What is the difference between Multi-touch Attribution and other types of Attribution models?

Marketing Attribution Models

Attribution models serve as a set of rules that determine how your marketing touch points receive credit for their impact on a conversion. For example, some marketers may only be interested in the last touch that a customer has with a campaign, or channel before making their purchase. Conversely, you and your team may want to know each of the touch points that the customer had leading to the purchase to understand the full picture.

However you choose to model attribution, it is important for intentionally crafting your customer journey. If you are aware of the touch points your customers have ahead of their purchases, you can better optimize your content and streamline your path to purchase.

Marketing attribution data in Peel exists as multi touch data specifically, which means it follows linear logic in assigning equal credit to all touch points across your customer journey. That means from the first touch to the last touch, every channel that contributed to converting your customer will get credit.

This differs greatly from single-touch attribution, often narrowed down to “first touch attribution” or “last touch attribution,” where only the first touchpoint or last touchpoint receives 100% of the credit for the conversion. These methods of attribution are far less complex than multi touch attribution and miss out on the nuance of all the content, ads, email, and other forms of engagement that contribute to converting your customer.

What are some different kinds of Attribution Models?

Attribution models include: First interaction, last interaction, last non-direct click, linear, time decay, position based.

Each one of these attribution models tells you a different story about the different stages of the customer journey. If you need to optimize for your successful early touch points or you have the best conversions with the last interaction, attribution model data will provide you with evidence for where you should spend your marketing dollars.

First Interaction: where only the first touchpoint receives 100% of the credit for the conversion

Linear: assigning the same percentage of credit to each touchpoint for the conversion

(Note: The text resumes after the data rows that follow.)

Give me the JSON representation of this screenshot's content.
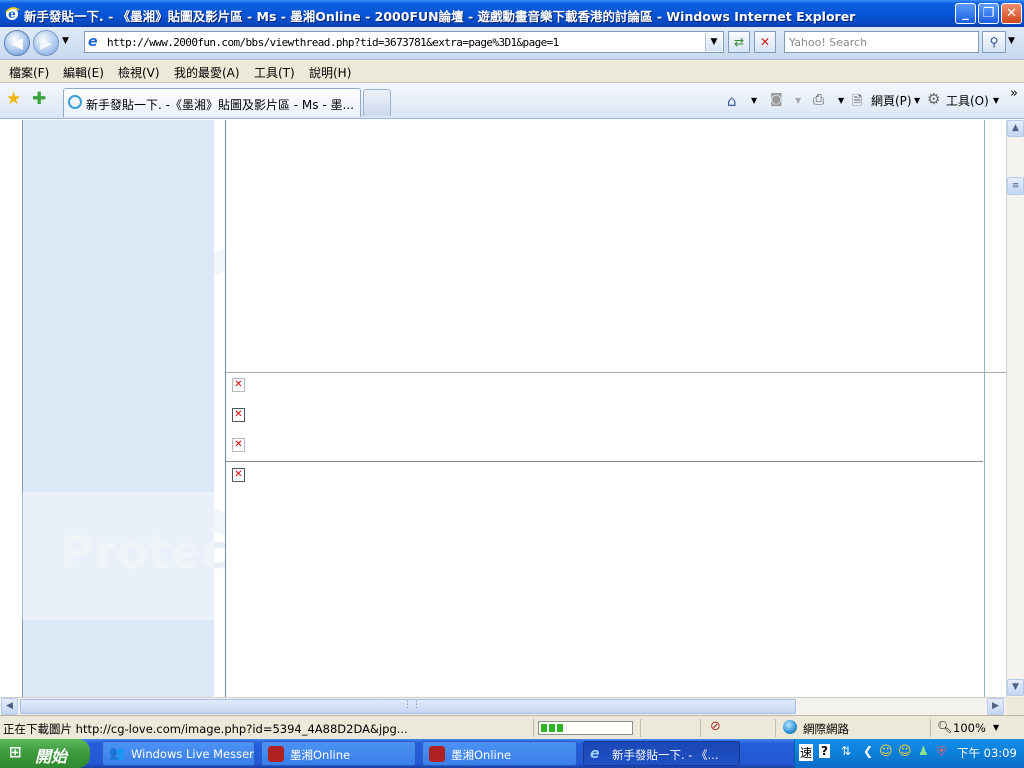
{
  "window": {
    "title": "新手發貼一下. - 《墨湘》貼圖及影片區 - Ms - 墨湘Online - 2000FUN論壇 - 遊戲動畫音樂下載香港的討論區 - Windows Internet Explorer"
  },
  "address": {
    "url": "http://www.2000fun.com/bbs/viewthread.php?tid=3673781&extra=page%3D1&page=1"
  },
  "search": {
    "placeholder": "Yahoo! Search"
  },
  "menu": {
    "items": [
      "檔案(F)",
      "編輯(E)",
      "檢視(V)",
      "我的最愛(A)",
      "工具(T)",
      "說明(H)"
    ]
  },
  "tabs": {
    "active_label": "新手發貼一下. -《墨湘》貼圖及影片區 - Ms - 墨..."
  },
  "toolbar": {
    "page_label": "網頁(P)",
    "tools_label": "工具(O)",
    "more": "»"
  },
  "content": {
    "watermark": "Protec"
  },
  "status": {
    "text": "正在下載圖片 http://cg-love.com/image.php?id=5394_4A88D2DA&jpg...",
    "zone": "網際網路",
    "zoom": "100%",
    "progress": 0.25
  },
  "taskbar": {
    "start_label": "開始",
    "tasks": [
      "Windows Live Messen...",
      "墨湘Online",
      "墨湘Online",
      "新手發貼一下. - 《..."
    ],
    "clock": "下午 03:09"
  },
  "colors": {
    "titlebar": "#0a55d8",
    "taskbar": "#245edc",
    "start": "#3c9a3c",
    "content_band": "#dde8f6"
  }
}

Time Decay: similar to first touch or last touch attribution, marketers may assign more value to touches the closer/further they are to conversion

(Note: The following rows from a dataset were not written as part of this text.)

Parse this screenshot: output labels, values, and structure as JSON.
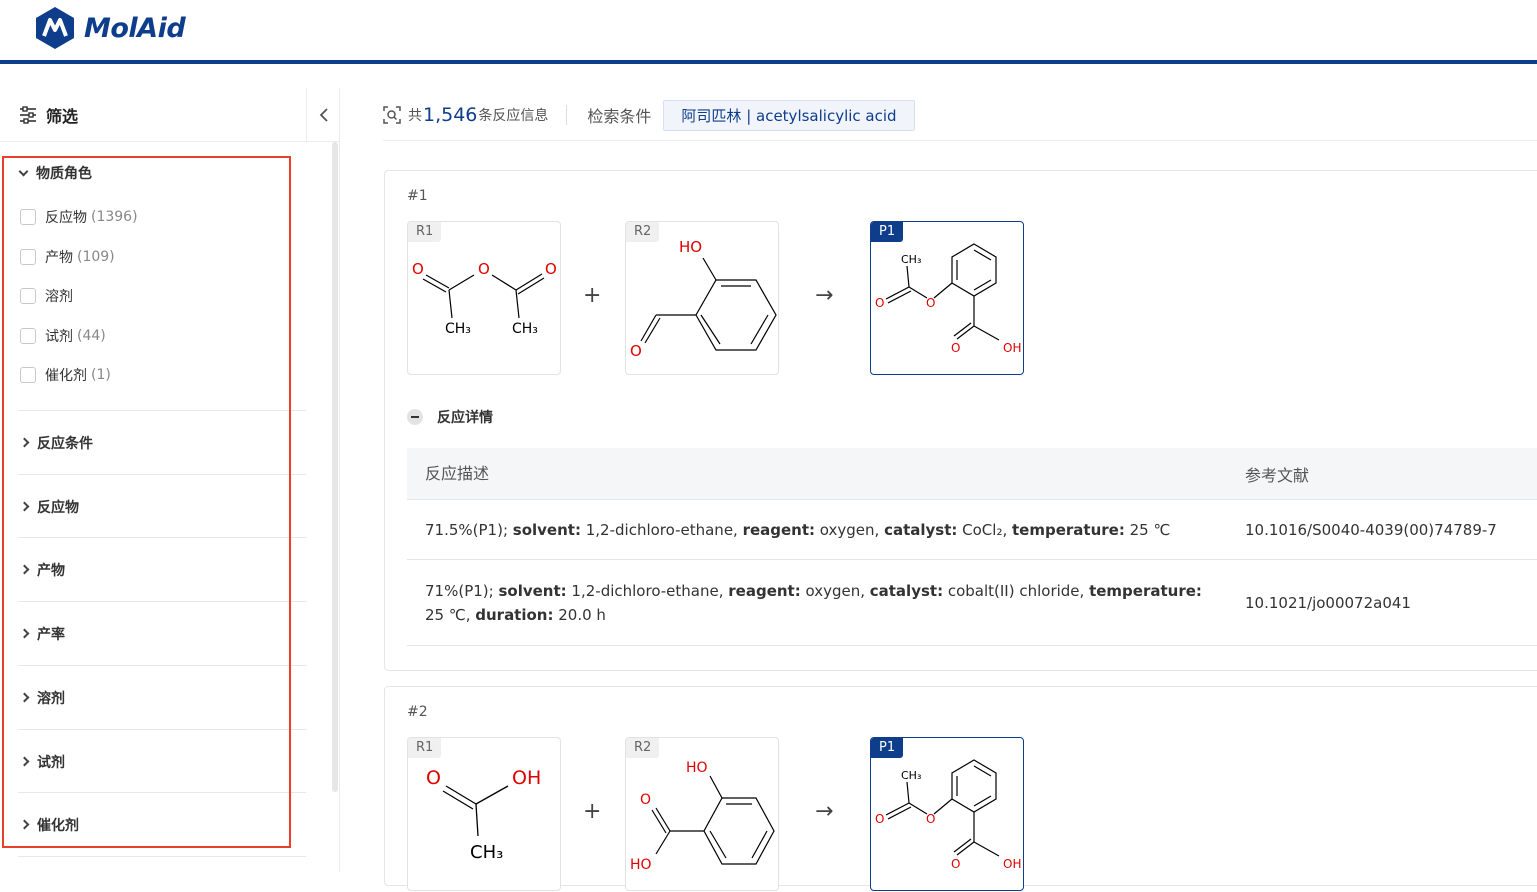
{
  "app": {
    "logo_text": "MolAid"
  },
  "sidebar": {
    "title": "筛选",
    "role_section": {
      "title": "物质角色",
      "options": [
        {
          "label": "反应物",
          "count": "(1396)"
        },
        {
          "label": "产物",
          "count": "(109)"
        },
        {
          "label": "溶剂",
          "count": ""
        },
        {
          "label": "试剂",
          "count": "(44)"
        },
        {
          "label": "催化剂",
          "count": "(1)"
        }
      ]
    },
    "sections": [
      "反应条件",
      "反应物",
      "产物",
      "产率",
      "溶剂",
      "试剂",
      "催化剂"
    ]
  },
  "summary": {
    "prefix": "共",
    "count": "1,546",
    "suffix": "条反应信息",
    "condition_label": "检索条件",
    "query": "阿司匹林 | acetylsalicylic acid"
  },
  "reactions": [
    {
      "index": "#1",
      "r1_tag": "R1",
      "r2_tag": "R2",
      "p1_tag": "P1",
      "plus": "+",
      "arrow": "→",
      "details_label": "反应详情",
      "table": {
        "col_desc": "反应描述",
        "col_ref": "参考文献",
        "rows": [
          {
            "yield": "71.5%(P1); ",
            "solvent_label": "solvent:",
            "solvent": " 1,2-dichloro-ethane, ",
            "reagent_label": "reagent:",
            "reagent": " oxygen, ",
            "catalyst_label": "catalyst:",
            "catalyst": " CoCl₂, ",
            "temperature_label": "temperature:",
            "temperature": " 25 ℃",
            "ref": "10.1016/S0040-4039(00)74789-7"
          },
          {
            "yield": "71%(P1); ",
            "solvent_label": "solvent:",
            "solvent": " 1,2-dichloro-ethane, ",
            "reagent_label": "reagent:",
            "reagent": " oxygen, ",
            "catalyst_label": "catalyst:",
            "catalyst": " cobalt(II) chloride, ",
            "temperature_label": "temperature:",
            "temperature": " 25 ℃, ",
            "duration_label": "duration:",
            "duration": " 20.0 h",
            "ref": "10.1021/jo00072a041"
          }
        ]
      }
    },
    {
      "index": "#2",
      "r1_tag": "R1",
      "r2_tag": "R2",
      "p1_tag": "P1",
      "plus": "+",
      "arrow": "→"
    }
  ],
  "molecule_labels": {
    "acetic_anhydride": {
      "o1": "O",
      "o2": "O",
      "o3": "O",
      "ch3a": "CH₃",
      "ch3b": "CH₃"
    },
    "salicylaldehyde": {
      "ho": "HO",
      "o": "O"
    },
    "aspirin": {
      "ch3": "CH₃",
      "o1": "O",
      "o2": "O",
      "o3": "O",
      "oh": "OH"
    },
    "acetic_acid": {
      "o": "O",
      "oh": "OH",
      "ch3": "CH₃"
    },
    "salicylic_acid": {
      "ho1": "HO",
      "o": "O",
      "ho2": "HO"
    }
  },
  "colors": {
    "brand": "#0e3d8c",
    "highlight": "#e8402a",
    "heteroatom": "#e00000"
  }
}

Position based: this attribution model places a value on where the click/touch occurred, some marketers may prefer earlier clicks over later clicks or vis-versa